BEGIN
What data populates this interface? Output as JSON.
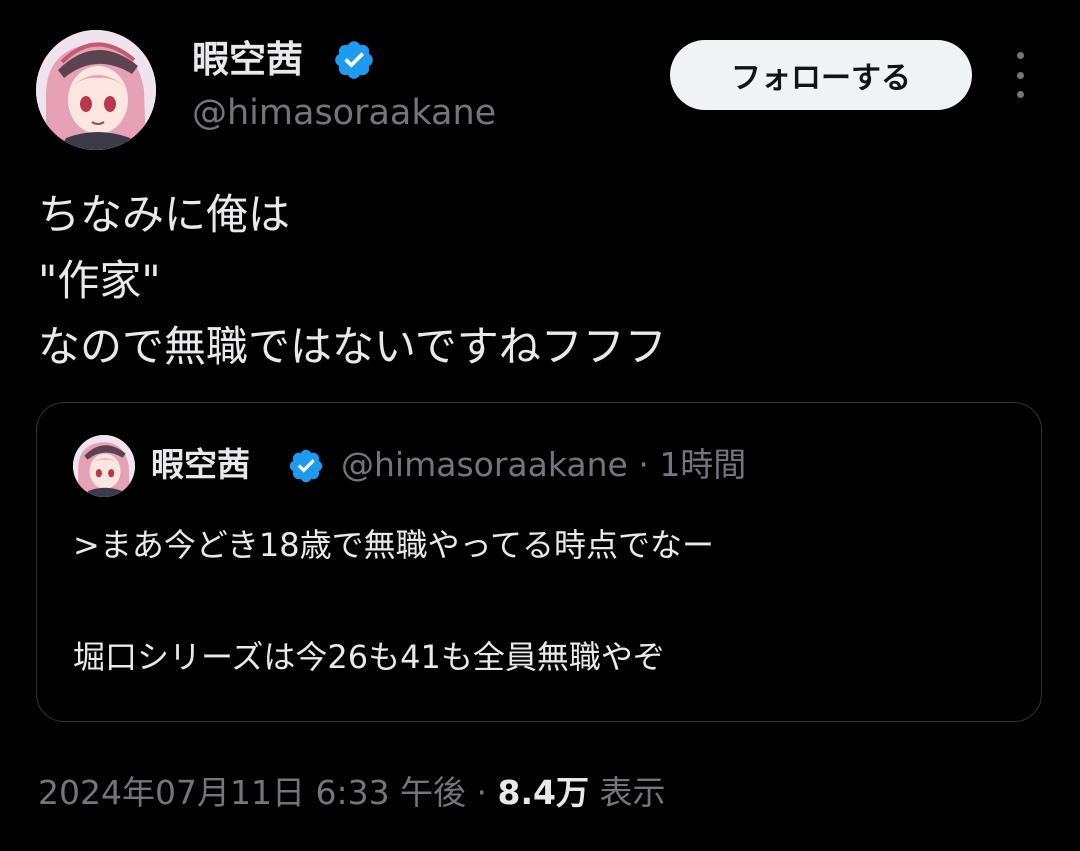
{
  "author": {
    "display_name": "暇空茜",
    "handle": "@himasoraakane",
    "verified": true
  },
  "follow_button_label": "フォローする",
  "more_icon": "more-vertical-icon",
  "tweet": {
    "lines": [
      "ちなみに俺は",
      "\"作家\"",
      "なので無職ではないですねフフフ"
    ]
  },
  "quoted_tweet": {
    "display_name": "暇空茜",
    "handle": "@himasoraakane",
    "separator": " · ",
    "time_ago": "1時間",
    "verified": true,
    "lines": [
      ">まあ今どき18歳で無職やってる時点でなー",
      "",
      "堀口シリーズは今26も41も全員無職やぞ"
    ]
  },
  "meta": {
    "timestamp": "2024年07月11日 6:33 午後",
    "separator": " · ",
    "views_count": "8.4万",
    "views_label": " 表示"
  },
  "colors": {
    "background": "#000000",
    "text_primary": "#e7e9ea",
    "text_secondary": "#71767b",
    "verified_blue": "#1d9bf0",
    "border": "#2f3336",
    "follow_button_bg": "#eff3f4"
  }
}
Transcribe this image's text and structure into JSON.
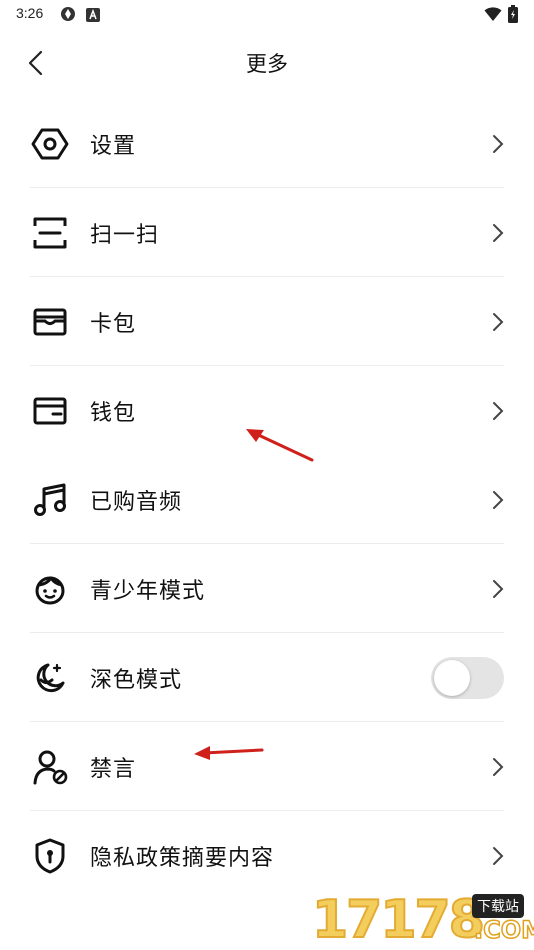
{
  "status_bar": {
    "time": "3:26",
    "left_icons": [
      "sync-icon",
      "a-badge-icon"
    ],
    "right_icons": [
      "wifi-icon",
      "battery-icon"
    ]
  },
  "header": {
    "title": "更多",
    "back_icon": "chevron-left-icon"
  },
  "menu": {
    "items": [
      {
        "label": "设置",
        "icon": "settings-hexagon-icon",
        "control": "chevron"
      },
      {
        "label": "扫一扫",
        "icon": "scan-icon",
        "control": "chevron"
      },
      {
        "label": "卡包",
        "icon": "card-wallet-icon",
        "control": "chevron"
      },
      {
        "label": "钱包",
        "icon": "wallet-icon",
        "control": "chevron"
      },
      {
        "label": "已购音频",
        "icon": "music-note-icon",
        "control": "chevron"
      },
      {
        "label": "青少年模式",
        "icon": "smiley-face-icon",
        "control": "chevron"
      },
      {
        "label": "深色模式",
        "icon": "moon-icon",
        "control": "toggle",
        "toggle_on": false
      },
      {
        "label": "禁言",
        "icon": "user-muted-icon",
        "control": "chevron"
      },
      {
        "label": "隐私政策摘要内容",
        "icon": "shield-keyhole-icon",
        "control": "chevron"
      }
    ]
  },
  "watermark": {
    "number": "17178",
    "tag": "下载站",
    "domain": ".COM"
  },
  "colors": {
    "annotation_arrow": "#d0201c",
    "toggle_off": "#e4e4e4",
    "divider": "#ececec"
  }
}
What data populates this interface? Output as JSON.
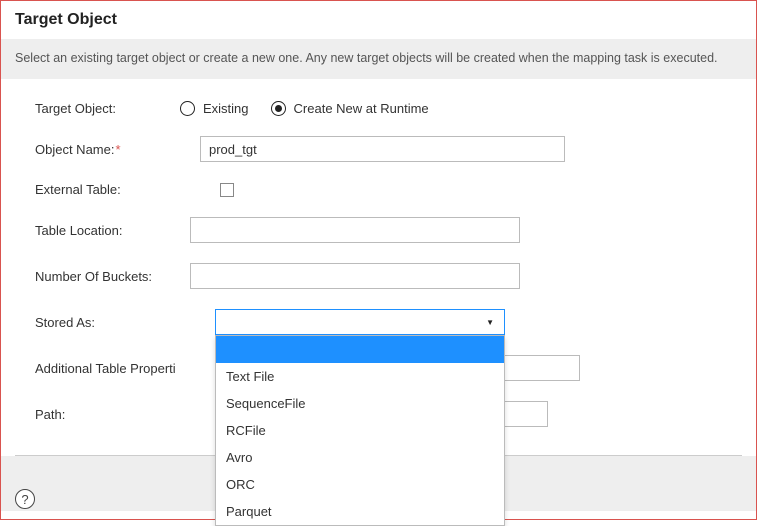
{
  "panel": {
    "title": "Target Object",
    "instructions": "Select an existing target object or create a new one. Any new target objects will be created when the mapping task is executed."
  },
  "form": {
    "targetObject": {
      "label": "Target Object:",
      "options": {
        "existing": "Existing",
        "createNew": "Create New at Runtime"
      },
      "selected": "createNew"
    },
    "objectName": {
      "label": "Object Name:",
      "value": "prod_tgt"
    },
    "externalTable": {
      "label": "External Table:",
      "checked": false
    },
    "tableLocation": {
      "label": "Table Location:",
      "value": ""
    },
    "numberOfBuckets": {
      "label": "Number Of Buckets:",
      "value": ""
    },
    "storedAs": {
      "label": "Stored As:",
      "value": "",
      "options": [
        "Text File",
        "SequenceFile",
        "RCFile",
        "Avro",
        "ORC",
        "Parquet"
      ]
    },
    "additionalTableProperties": {
      "label": "Additional Table Properti",
      "value": ""
    },
    "path": {
      "label": "Path:",
      "value": ""
    }
  },
  "helpTooltip": "?"
}
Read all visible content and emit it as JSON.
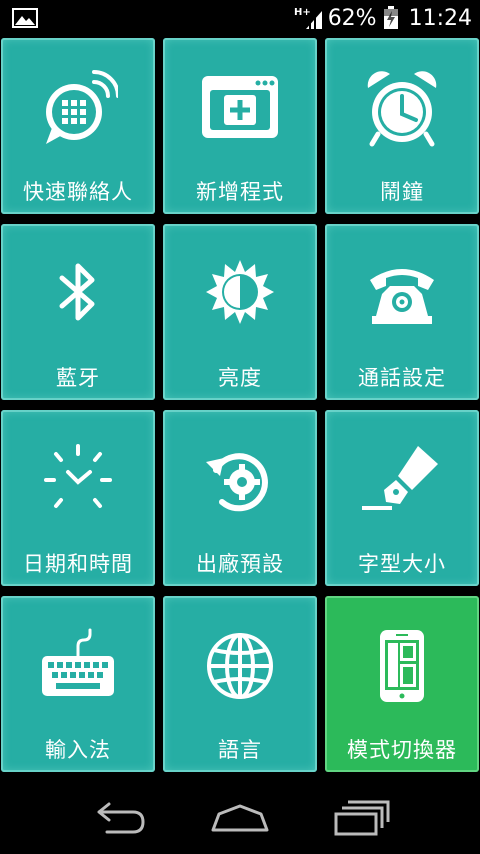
{
  "status_bar": {
    "left_icon": "image-notification-icon",
    "network_label": "H+",
    "battery": "62%",
    "time": "11:24"
  },
  "tiles": [
    {
      "label": "快速聯絡人",
      "icon": "speed-dial-chat-icon"
    },
    {
      "label": "新增程式",
      "icon": "add-app-icon"
    },
    {
      "label": "鬧鐘",
      "icon": "alarm-clock-icon"
    },
    {
      "label": "藍牙",
      "icon": "bluetooth-icon"
    },
    {
      "label": "亮度",
      "icon": "brightness-icon"
    },
    {
      "label": "通話設定",
      "icon": "phone-gear-icon"
    },
    {
      "label": "日期和時間",
      "icon": "clock-icon"
    },
    {
      "label": "出廠預設",
      "icon": "factory-reset-icon"
    },
    {
      "label": "字型大小",
      "icon": "pen-icon"
    },
    {
      "label": "輸入法",
      "icon": "keyboard-icon"
    },
    {
      "label": "語言",
      "icon": "globe-icon"
    },
    {
      "label": "模式切換器",
      "icon": "phone-mode-icon"
    }
  ],
  "colors": {
    "tile": "#26aea4",
    "tile_active": "#2cba5a",
    "background": "#000000"
  },
  "nav": {
    "back": "back-icon",
    "home": "home-icon",
    "recents": "recents-icon"
  }
}
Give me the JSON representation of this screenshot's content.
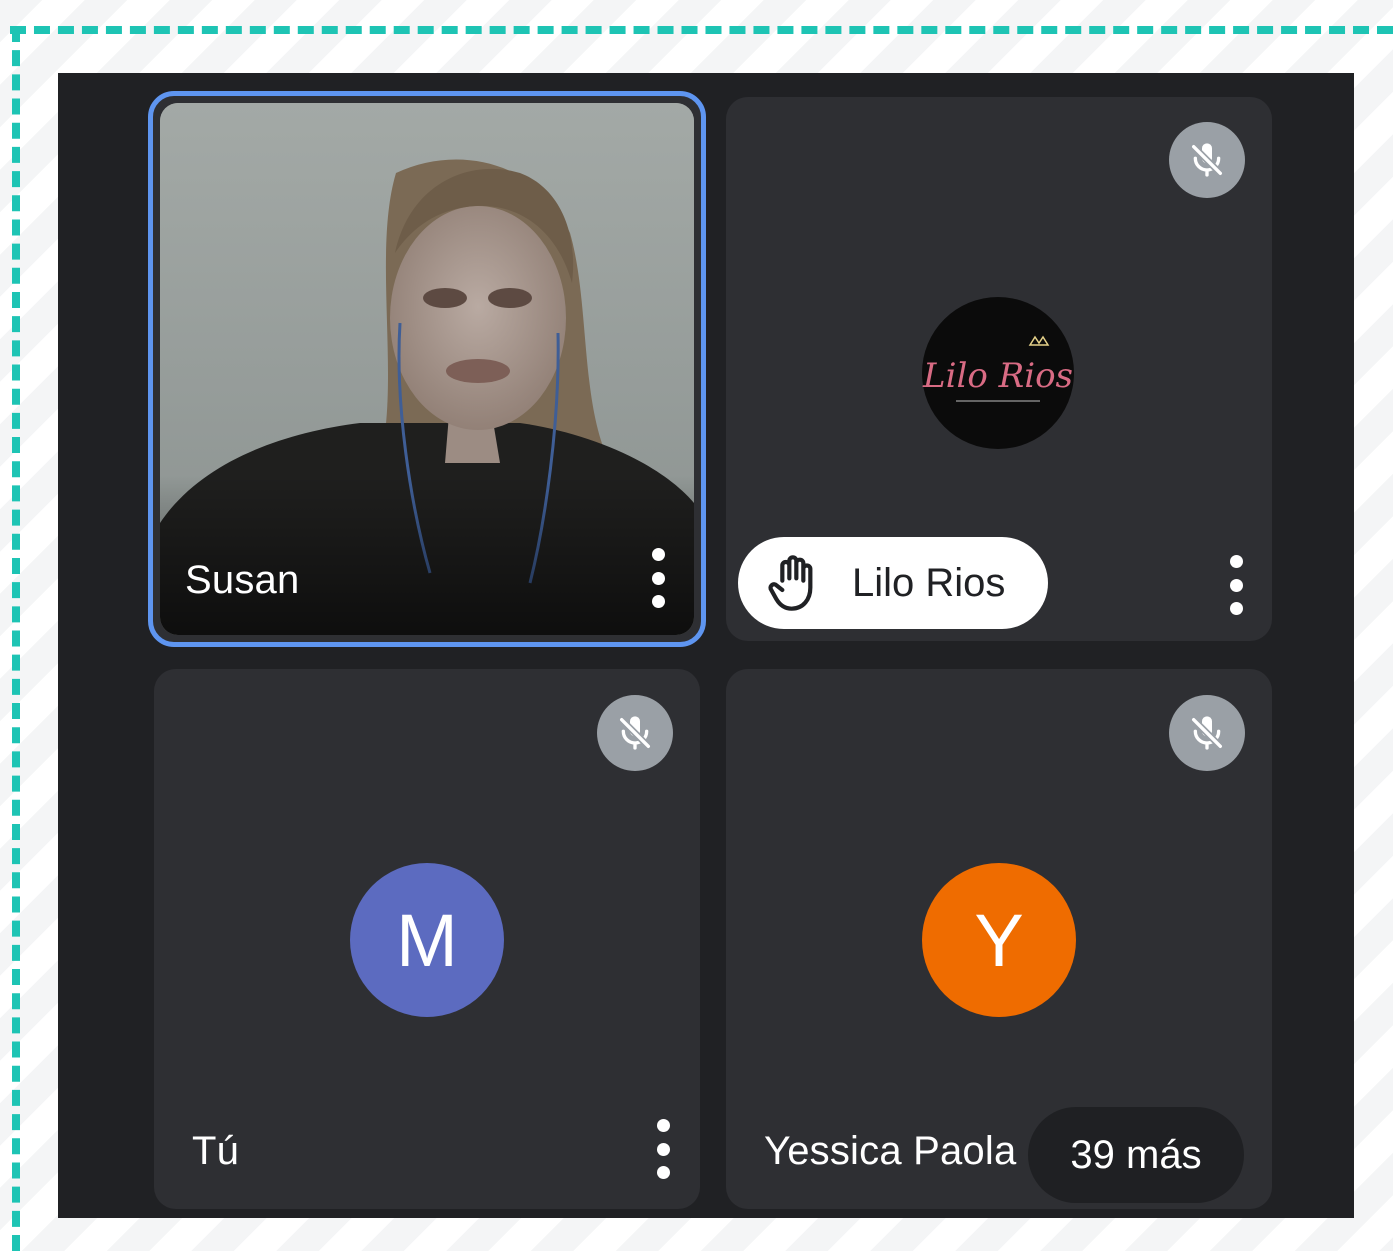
{
  "participants": [
    {
      "name": "Susan",
      "speaking": true
    },
    {
      "name": "Lilo Rios",
      "hand_raised": true,
      "muted": true,
      "avatar_logo_text": "Lilo Rios"
    },
    {
      "name": "Tú",
      "muted": true,
      "avatar_letter": "M",
      "avatar_color": "#5c6bc0"
    },
    {
      "name": "Yessica Paola",
      "muted": true,
      "avatar_letter": "Y",
      "avatar_color": "#ef6c00"
    }
  ],
  "overflow": {
    "label": "39 más"
  },
  "colors": {
    "active_speaker_border": "#5e95f0",
    "frame_dashes": "#1ec4b4",
    "stage_background": "#202124",
    "tile_background": "#2e2f33"
  },
  "icons": {
    "muted": "mic-off-icon",
    "hand": "raised-hand-icon",
    "more": "more-vert-icon"
  }
}
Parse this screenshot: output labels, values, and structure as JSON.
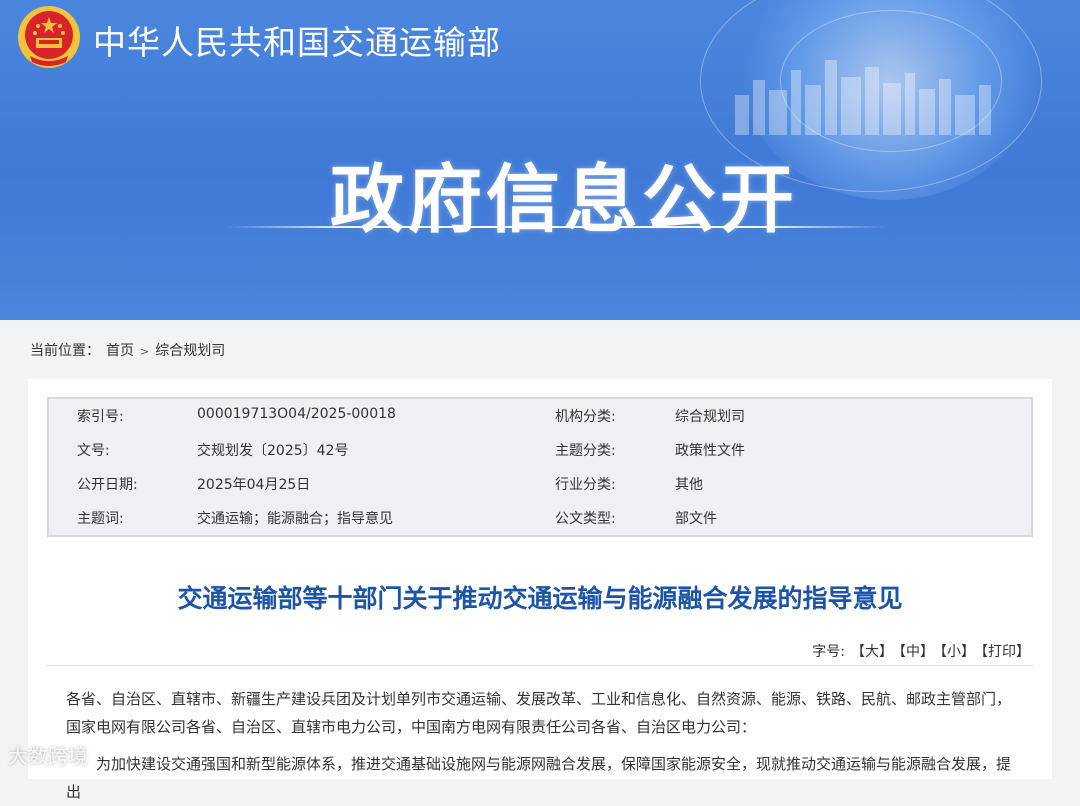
{
  "header": {
    "ministry_name": "中华人民共和国交通运输部",
    "section_title": "政府信息公开"
  },
  "breadcrumb": {
    "label": "当前位置：",
    "home": "首页",
    "separator": ">",
    "current": "综合规划司"
  },
  "metadata": {
    "rows": [
      {
        "k1": "索引号:",
        "v1": "000019713O04/2025-00018",
        "k2": "机构分类:",
        "v2": "综合规划司"
      },
      {
        "k1": "文号:",
        "v1": "交规划发〔2025〕42号",
        "k2": "主题分类:",
        "v2": "政策性文件"
      },
      {
        "k1": "公开日期:",
        "v1": "2025年04月25日",
        "k2": "行业分类:",
        "v2": "其他"
      },
      {
        "k1": "主题词:",
        "v1": "交通运输；能源融合；指导意见",
        "k2": "公文类型:",
        "v2": "部文件"
      }
    ]
  },
  "document": {
    "title": "交通运输部等十部门关于推动交通运输与能源融合发展的指导意见",
    "font_size": {
      "label": "字号:",
      "large": "【大】",
      "medium": "【中】",
      "small": "【小】",
      "print": "【打印】"
    },
    "paragraphs": [
      "各省、自治区、直辖市、新疆生产建设兵团及计划单列市交通运输、发展改革、工业和信息化、自然资源、能源、铁路、民航、邮政主管部门，国家电网有限公司各省、自治区、直辖市电力公司，中国南方电网有限责任公司各省、自治区电力公司：",
      "为加快建设交通强国和新型能源体系，推进交通基础设施网与能源网融合发展，保障国家能源安全，现就推动交通运输与能源融合发展，提出"
    ]
  },
  "watermark": "大数跨境",
  "colors": {
    "banner": "#4282dc",
    "title_blue": "#1c54a8",
    "emblem_red": "#d8232a",
    "emblem_gold": "#f3c33c"
  }
}
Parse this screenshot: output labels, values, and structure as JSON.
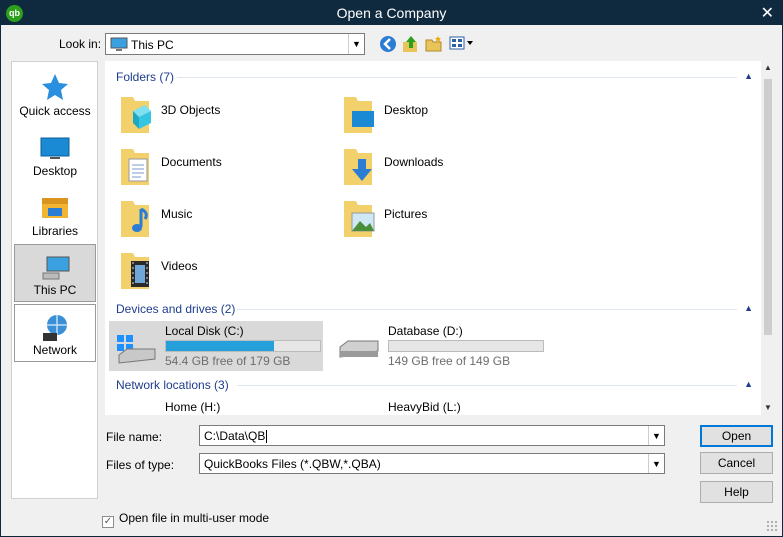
{
  "window": {
    "title": "Open a Company",
    "app_badge": "qb"
  },
  "toolbar": {
    "lookin_label": "Look in:",
    "lookin_value": "This PC",
    "icons": [
      "back-icon",
      "up-folder-icon",
      "new-folder-icon",
      "view-menu-icon"
    ]
  },
  "places": [
    {
      "label": "Quick access",
      "icon": "star-icon"
    },
    {
      "label": "Desktop",
      "icon": "desktop-icon"
    },
    {
      "label": "Libraries",
      "icon": "libraries-icon"
    },
    {
      "label": "This PC",
      "icon": "computer-icon",
      "selected": true
    },
    {
      "label": "Network",
      "icon": "network-icon"
    }
  ],
  "groups": {
    "folders_header": "Folders (7)",
    "devices_header": "Devices and drives (2)",
    "network_header": "Network locations (3)"
  },
  "folders": [
    {
      "label": "3D Objects",
      "icon": "3d-objects-icon"
    },
    {
      "label": "Desktop",
      "icon": "desktop-folder-icon"
    },
    {
      "label": "Documents",
      "icon": "documents-folder-icon"
    },
    {
      "label": "Downloads",
      "icon": "downloads-folder-icon"
    },
    {
      "label": "Music",
      "icon": "music-folder-icon"
    },
    {
      "label": "Pictures",
      "icon": "pictures-folder-icon"
    },
    {
      "label": "Videos",
      "icon": "videos-folder-icon"
    }
  ],
  "drives": [
    {
      "name": "Local Disk (C:)",
      "free": "54.4 GB free of 179 GB",
      "used_fraction": 0.7,
      "selected": true
    },
    {
      "name": "Database (D:)",
      "free": "149 GB free of 149 GB",
      "used_fraction": 0.0
    }
  ],
  "network_locations": [
    {
      "label": "Home (H:)"
    },
    {
      "label": "HeavyBid (L:)"
    }
  ],
  "form": {
    "file_name_label": "File name:",
    "file_name_value": "C:\\Data\\QB",
    "file_type_label": "Files of type:",
    "file_type_value": "QuickBooks Files (*.QBW,*.QBA)"
  },
  "buttons": {
    "open": "Open",
    "cancel": "Cancel",
    "help": "Help"
  },
  "multiuser": {
    "label": "Open file in multi-user mode",
    "checked": true
  },
  "colors": {
    "title_bar": "#0f2a3f",
    "group_header": "#1e3d8c",
    "drive_bar": "#26a0da",
    "selection": "#d9d9d9"
  }
}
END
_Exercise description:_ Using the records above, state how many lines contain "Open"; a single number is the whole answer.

_Result below:_ 3